### Task to complete
Find all the lines in the entries below that hold the word "PowerPoint" and copy them.

### Extracted entries

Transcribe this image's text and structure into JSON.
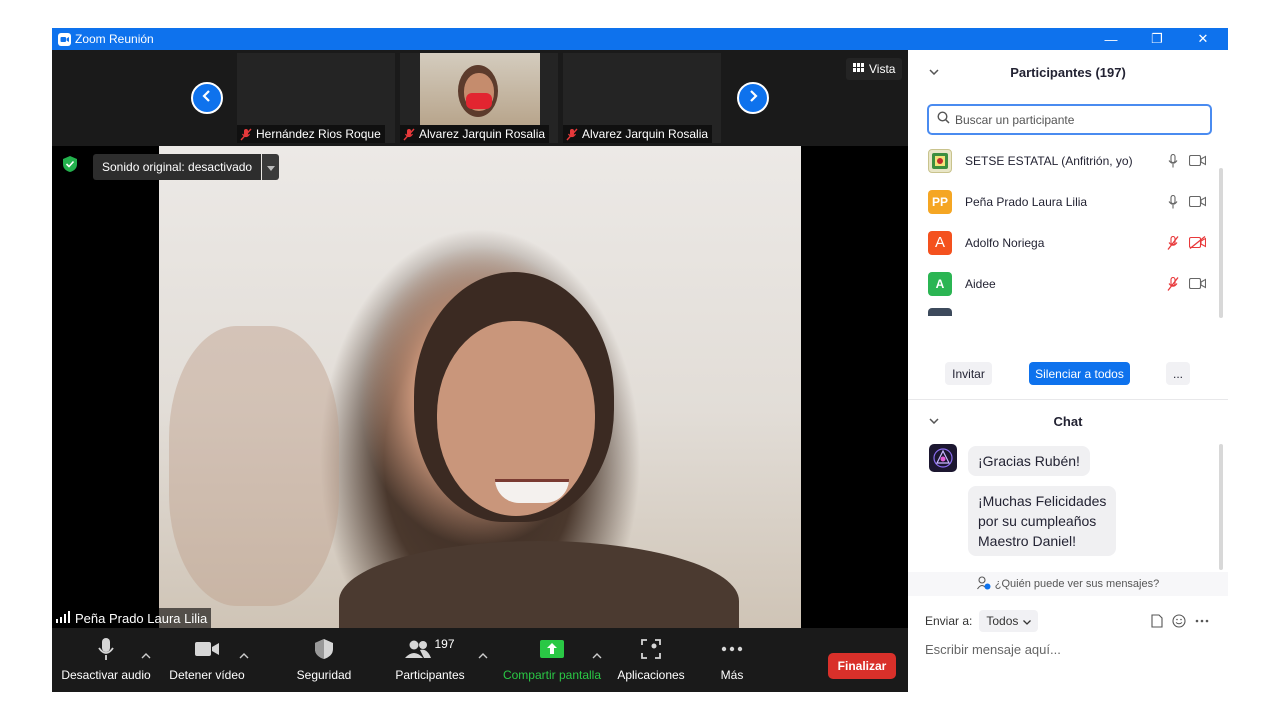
{
  "window": {
    "title": "Zoom Reunión",
    "controls": {
      "minimize": "—",
      "restore": "❐",
      "close": "✕"
    }
  },
  "gallery": {
    "view_label": "Vista",
    "thumbnails": [
      {
        "name": "Hernández Rios Roque",
        "muted": true
      },
      {
        "name": "Alvarez Jarquin Rosalia",
        "muted": true
      },
      {
        "name": "Alvarez Jarquin Rosalia",
        "muted": true
      }
    ]
  },
  "main_video": {
    "audio_tag": "Sonido original: desactivado",
    "speaker_name": "Peña Prado Laura Lilia"
  },
  "toolbar": {
    "items": [
      {
        "label": "Desactivar audio",
        "icon": "microphone-icon"
      },
      {
        "label": "Detener vídeo",
        "icon": "video-camera-icon"
      },
      {
        "label": "Seguridad",
        "icon": "shield-icon"
      },
      {
        "label": "Participantes",
        "icon": "participants-icon",
        "badge": "197"
      },
      {
        "label": "Compartir pantalla",
        "icon": "share-screen-icon"
      },
      {
        "label": "Aplicaciones",
        "icon": "apps-icon"
      },
      {
        "label": "Más",
        "icon": "more-dots-icon"
      }
    ],
    "end_label": "Finalizar"
  },
  "participants": {
    "title": "Participantes (197)",
    "search_placeholder": "Buscar un participante",
    "list": [
      {
        "name": "SETSE ESTATAL (Anfitrión, yo)",
        "avatar_text": "",
        "avatar_color": "#e9e6c7",
        "mic": "on",
        "cam": "on"
      },
      {
        "name": "Peña Prado Laura Lilia",
        "avatar_text": "PP",
        "avatar_color": "#f5a623",
        "mic": "on",
        "cam": "on"
      },
      {
        "name": "Adolfo Noriega",
        "avatar_text": "A",
        "avatar_color": "#f4511e",
        "mic": "off",
        "cam": "off"
      },
      {
        "name": "Aidee",
        "avatar_text": "A",
        "avatar_color": "#2bb553",
        "mic": "off",
        "cam": "on"
      }
    ],
    "invite_label": "Invitar",
    "mute_all_label": "Silenciar a todos",
    "more_label": "..."
  },
  "chat": {
    "title": "Chat",
    "messages": [
      "¡Gracias Rubén!",
      "¡Muchas Felicidades\npor su cumpleaños\nMaestro Daniel!"
    ],
    "visibility_label": "¿Quién puede ver sus mensajes?",
    "send_to_label": "Enviar a:",
    "send_to_value": "Todos",
    "input_placeholder": "Escribir mensaje aquí..."
  },
  "colors": {
    "accent": "#0e72ed",
    "end_button": "#d9302a",
    "share_button": "#2ac845",
    "muted_red": "#e8393b"
  }
}
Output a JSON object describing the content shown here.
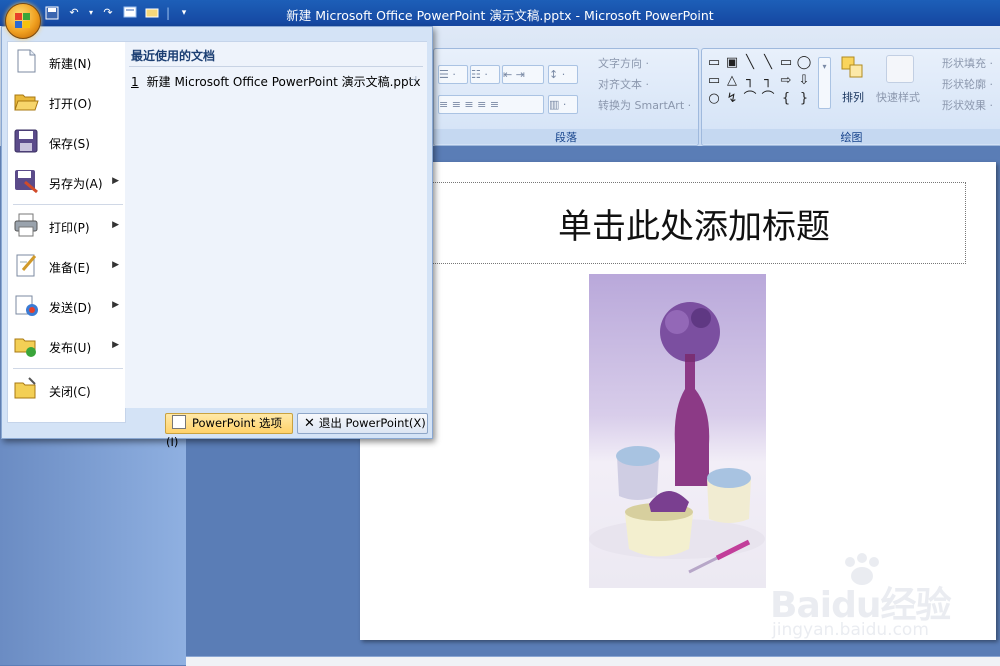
{
  "window": {
    "title": "新建 Microsoft Office PowerPoint 演示文稿.pptx - Microsoft PowerPoint"
  },
  "quick_access": {
    "customize": "▾"
  },
  "ribbon": {
    "paragraph": {
      "label": "段落",
      "text_direction": "文字方向 ·",
      "align_text": "对齐文本 ·",
      "convert_smartart": "转换为 SmartArt ·"
    },
    "drawing": {
      "label": "绘图",
      "arrange": "排列",
      "quick_styles": "快速样式",
      "shape_fill": "形状填充 ·",
      "shape_outline": "形状轮廓 ·",
      "shape_effects": "形状效果 ·"
    }
  },
  "slide": {
    "title_placeholder": "单击此处添加标题"
  },
  "office_menu": {
    "items": [
      {
        "label": "新建(N)",
        "icon": "new-document-icon",
        "arrow": ""
      },
      {
        "label": "打开(O)",
        "icon": "open-folder-icon",
        "arrow": ""
      },
      {
        "label": "保存(S)",
        "icon": "save-disk-icon",
        "arrow": ""
      },
      {
        "label": "另存为(A)",
        "icon": "save-as-icon",
        "arrow": "▶"
      },
      {
        "label": "打印(P)",
        "icon": "printer-icon",
        "arrow": "▶"
      },
      {
        "label": "准备(E)",
        "icon": "prepare-icon",
        "arrow": "▶"
      },
      {
        "label": "发送(D)",
        "icon": "send-icon",
        "arrow": "▶"
      },
      {
        "label": "发布(U)",
        "icon": "publish-icon",
        "arrow": "▶"
      },
      {
        "label": "关闭(C)",
        "icon": "close-folder-icon",
        "arrow": ""
      }
    ],
    "recent": {
      "header": "最近使用的文档",
      "items": [
        {
          "num": "1",
          "name": "新建 Microsoft Office PowerPoint 演示文稿.pptx"
        }
      ]
    },
    "options_button": "PowerPoint 选项(I)",
    "exit_button": "退出 PowerPoint(X)"
  },
  "watermark": {
    "main": "Baidu经验",
    "sub": "jingyan.baidu.com"
  }
}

### Written solution
    "title": "新建 Microsoft Office PowerPoint 演示文稿.pptx - Microsoft PowerPoint"
          "name": "新建 Microsoft Office PowerPoint 演示文稿.pptx"
    "options_button": "PowerPoint 选项(I)",
    "exit_button": "退出 PowerPoint(X)"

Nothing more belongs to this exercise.